CC: What’s the best gig you attended in 2015?
AS: This year my leftover spending money has been mainly on travel so I’ve spent less this year on buying stuff and attending gigs than ever before in reality.
It may not fit in with this article, but I have seen my all time favourite band AC/DC three times this year, which were all wonderful experiences abroad with friends rather than just gigs. They were the first band I heard and fell in love with aged 8 and that i still love to this day. So when they tour (and it gets rarer and rarer these days) I push the boat out and travel around a bit. They’re also the only band where I have a bunch of friends that will come out to see em as well. A lot of my friends of a similar age to me seem to have given up on new music back in their twenties … daft fuckers.

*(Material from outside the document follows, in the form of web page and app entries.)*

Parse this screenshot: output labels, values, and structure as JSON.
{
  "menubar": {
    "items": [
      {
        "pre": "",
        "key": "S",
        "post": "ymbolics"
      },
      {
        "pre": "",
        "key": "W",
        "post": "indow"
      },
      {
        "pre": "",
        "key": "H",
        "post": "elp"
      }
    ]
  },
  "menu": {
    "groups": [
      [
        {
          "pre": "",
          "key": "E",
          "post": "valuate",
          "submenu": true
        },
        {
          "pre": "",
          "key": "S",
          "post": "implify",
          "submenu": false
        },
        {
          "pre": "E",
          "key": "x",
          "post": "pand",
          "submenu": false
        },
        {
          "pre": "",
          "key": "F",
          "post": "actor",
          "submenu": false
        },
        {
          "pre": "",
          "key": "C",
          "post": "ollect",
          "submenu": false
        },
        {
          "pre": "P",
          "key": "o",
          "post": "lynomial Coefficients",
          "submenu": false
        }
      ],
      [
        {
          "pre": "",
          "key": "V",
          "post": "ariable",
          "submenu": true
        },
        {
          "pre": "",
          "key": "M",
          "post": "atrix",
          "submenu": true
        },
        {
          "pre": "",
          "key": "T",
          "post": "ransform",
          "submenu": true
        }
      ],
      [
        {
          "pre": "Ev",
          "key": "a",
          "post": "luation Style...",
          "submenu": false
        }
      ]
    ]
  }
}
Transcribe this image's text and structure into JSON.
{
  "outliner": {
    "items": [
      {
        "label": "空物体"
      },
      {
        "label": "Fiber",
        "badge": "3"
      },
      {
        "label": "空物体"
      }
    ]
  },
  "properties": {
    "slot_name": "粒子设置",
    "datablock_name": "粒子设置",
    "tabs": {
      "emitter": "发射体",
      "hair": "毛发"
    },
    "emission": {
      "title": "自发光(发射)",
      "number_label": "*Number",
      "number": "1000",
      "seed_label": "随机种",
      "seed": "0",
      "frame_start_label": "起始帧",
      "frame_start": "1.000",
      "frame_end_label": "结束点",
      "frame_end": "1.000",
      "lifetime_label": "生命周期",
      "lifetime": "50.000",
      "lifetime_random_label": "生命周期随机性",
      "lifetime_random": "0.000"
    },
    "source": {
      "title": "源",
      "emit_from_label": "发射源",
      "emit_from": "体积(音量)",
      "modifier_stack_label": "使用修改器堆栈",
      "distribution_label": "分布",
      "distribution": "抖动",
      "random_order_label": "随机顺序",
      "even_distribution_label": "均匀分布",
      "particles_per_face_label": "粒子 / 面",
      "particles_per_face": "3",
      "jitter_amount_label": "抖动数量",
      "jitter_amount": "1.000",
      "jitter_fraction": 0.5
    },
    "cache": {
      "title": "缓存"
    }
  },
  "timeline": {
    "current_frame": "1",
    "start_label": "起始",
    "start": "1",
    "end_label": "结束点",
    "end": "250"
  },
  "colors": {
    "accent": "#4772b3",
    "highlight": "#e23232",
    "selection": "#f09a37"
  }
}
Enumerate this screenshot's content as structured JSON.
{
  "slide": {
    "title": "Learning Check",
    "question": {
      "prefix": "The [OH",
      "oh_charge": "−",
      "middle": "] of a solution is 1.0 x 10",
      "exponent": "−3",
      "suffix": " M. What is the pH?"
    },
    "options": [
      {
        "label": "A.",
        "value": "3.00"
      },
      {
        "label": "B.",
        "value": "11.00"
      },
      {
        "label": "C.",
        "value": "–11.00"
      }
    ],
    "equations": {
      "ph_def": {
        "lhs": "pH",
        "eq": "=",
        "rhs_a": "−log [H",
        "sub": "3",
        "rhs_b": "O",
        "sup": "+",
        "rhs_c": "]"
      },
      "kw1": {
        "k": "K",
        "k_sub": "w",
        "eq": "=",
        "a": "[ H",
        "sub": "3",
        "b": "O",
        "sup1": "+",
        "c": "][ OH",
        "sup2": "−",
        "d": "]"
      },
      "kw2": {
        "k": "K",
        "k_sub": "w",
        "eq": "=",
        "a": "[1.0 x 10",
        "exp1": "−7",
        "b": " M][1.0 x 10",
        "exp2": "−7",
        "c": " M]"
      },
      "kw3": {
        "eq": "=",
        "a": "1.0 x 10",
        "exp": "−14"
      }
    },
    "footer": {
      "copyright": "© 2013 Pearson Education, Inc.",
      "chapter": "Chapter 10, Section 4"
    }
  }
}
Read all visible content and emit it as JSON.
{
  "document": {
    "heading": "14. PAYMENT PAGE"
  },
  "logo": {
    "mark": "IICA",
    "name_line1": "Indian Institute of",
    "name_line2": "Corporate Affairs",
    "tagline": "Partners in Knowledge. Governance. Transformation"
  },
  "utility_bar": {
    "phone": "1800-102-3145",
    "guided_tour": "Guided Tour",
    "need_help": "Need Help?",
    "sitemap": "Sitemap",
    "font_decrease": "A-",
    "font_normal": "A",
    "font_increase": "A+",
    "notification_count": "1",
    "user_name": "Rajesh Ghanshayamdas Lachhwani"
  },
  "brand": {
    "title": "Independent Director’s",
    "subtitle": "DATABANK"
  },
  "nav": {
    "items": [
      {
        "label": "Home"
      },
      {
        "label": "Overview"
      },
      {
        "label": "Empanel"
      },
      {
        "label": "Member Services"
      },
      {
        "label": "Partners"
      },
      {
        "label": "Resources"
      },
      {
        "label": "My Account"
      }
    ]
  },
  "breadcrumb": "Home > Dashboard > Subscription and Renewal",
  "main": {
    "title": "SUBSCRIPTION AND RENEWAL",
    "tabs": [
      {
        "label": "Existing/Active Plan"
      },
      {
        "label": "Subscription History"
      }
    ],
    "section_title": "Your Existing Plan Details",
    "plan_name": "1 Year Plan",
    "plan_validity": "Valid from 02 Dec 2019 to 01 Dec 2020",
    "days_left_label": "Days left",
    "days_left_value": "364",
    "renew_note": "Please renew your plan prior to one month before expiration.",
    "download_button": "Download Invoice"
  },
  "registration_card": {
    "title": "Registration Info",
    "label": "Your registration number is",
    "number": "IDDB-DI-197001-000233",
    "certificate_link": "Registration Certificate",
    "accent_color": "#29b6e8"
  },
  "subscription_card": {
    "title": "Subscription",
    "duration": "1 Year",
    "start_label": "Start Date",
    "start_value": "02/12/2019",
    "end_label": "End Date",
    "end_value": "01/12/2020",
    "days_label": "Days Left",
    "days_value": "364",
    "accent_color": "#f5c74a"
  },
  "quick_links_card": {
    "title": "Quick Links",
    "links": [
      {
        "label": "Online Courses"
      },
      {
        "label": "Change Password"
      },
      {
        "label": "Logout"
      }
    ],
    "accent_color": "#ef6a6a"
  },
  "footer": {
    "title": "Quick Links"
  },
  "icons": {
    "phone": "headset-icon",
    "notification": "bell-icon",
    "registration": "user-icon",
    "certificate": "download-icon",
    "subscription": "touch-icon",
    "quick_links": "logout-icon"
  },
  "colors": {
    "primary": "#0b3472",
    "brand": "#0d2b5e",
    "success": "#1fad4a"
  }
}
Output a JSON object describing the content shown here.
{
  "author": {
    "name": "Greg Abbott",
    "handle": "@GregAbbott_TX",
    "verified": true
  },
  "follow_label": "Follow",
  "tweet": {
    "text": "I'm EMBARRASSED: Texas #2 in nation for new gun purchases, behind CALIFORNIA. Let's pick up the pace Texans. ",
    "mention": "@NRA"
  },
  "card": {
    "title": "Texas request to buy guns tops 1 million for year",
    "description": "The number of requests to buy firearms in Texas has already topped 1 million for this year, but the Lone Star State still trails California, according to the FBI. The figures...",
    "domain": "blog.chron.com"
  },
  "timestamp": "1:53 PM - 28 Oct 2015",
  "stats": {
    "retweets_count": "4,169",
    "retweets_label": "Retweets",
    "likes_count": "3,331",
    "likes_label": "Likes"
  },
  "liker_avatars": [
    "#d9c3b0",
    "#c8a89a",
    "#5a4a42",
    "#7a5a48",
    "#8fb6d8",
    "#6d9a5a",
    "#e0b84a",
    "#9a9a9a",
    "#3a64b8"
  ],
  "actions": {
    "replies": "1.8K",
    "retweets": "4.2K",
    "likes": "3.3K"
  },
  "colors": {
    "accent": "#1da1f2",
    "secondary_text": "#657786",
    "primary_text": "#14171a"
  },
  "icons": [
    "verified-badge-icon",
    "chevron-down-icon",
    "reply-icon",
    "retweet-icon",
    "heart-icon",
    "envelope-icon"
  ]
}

Hey Colossus and Blown Out in Birmingham were GREAT. Torche, Sex Swing and Henry Blacker in Camden was another highlight. I saw Slayer last week for the first time in god knows how many years, and it was one of my favourite gigs of the year, they absolutely nailed it. Living in a cultural backwater as i do, not many bands tend to come this way. Even the ones that do only come to Birmingham, and that itself is a complete arse to get to via public transport from here. Maybe i’ll start a campaign to get Wolverhampton back on the gig toilet circuit.
CC: Best festival?
AS: The local beer festival as always. Not been too any music festivals for years. I can’t decide if it’s just feeling too old now or the fact I hate tents and camping. I almost get trench foot at Glastonbury in the 90’s, and that was enough to give me the fear, as well as having to sit through Jamiroquai with a stoned mate. That Supernormal Festival looks quite enticing though. As does Raw Power, especially with that one being indoors. It’s all about the £££ though … maybe next year. Comes to think of it, I am going to Oktoberfest in Munich next September … not sure that counts though.
CC: What are you up to next year?
AS: There are a few things in the pipeline that I’m excited about. I don’t really like to plan too far ahead or say too much too soon though as things often go tits up without warning. But let’s say there will be more new names, and a few known names that I haven’t worked with before also. I’m excited but cautious all the same. One thing I would love to hear is a new Mainliner album … no word on that happening yet though.
As that’s the end of the questions, I’d like to add a big thanks to the folks at Echoes and Dust for their continued support this year. It is massively appreciated. And you Rich, for putting all those great gigs on. I may not live down London way, but I do look at some of those Cosmic Carnage bills and think ‘WOW’. I’m sure all the RS bands that’ve played them appreciate your efforts too.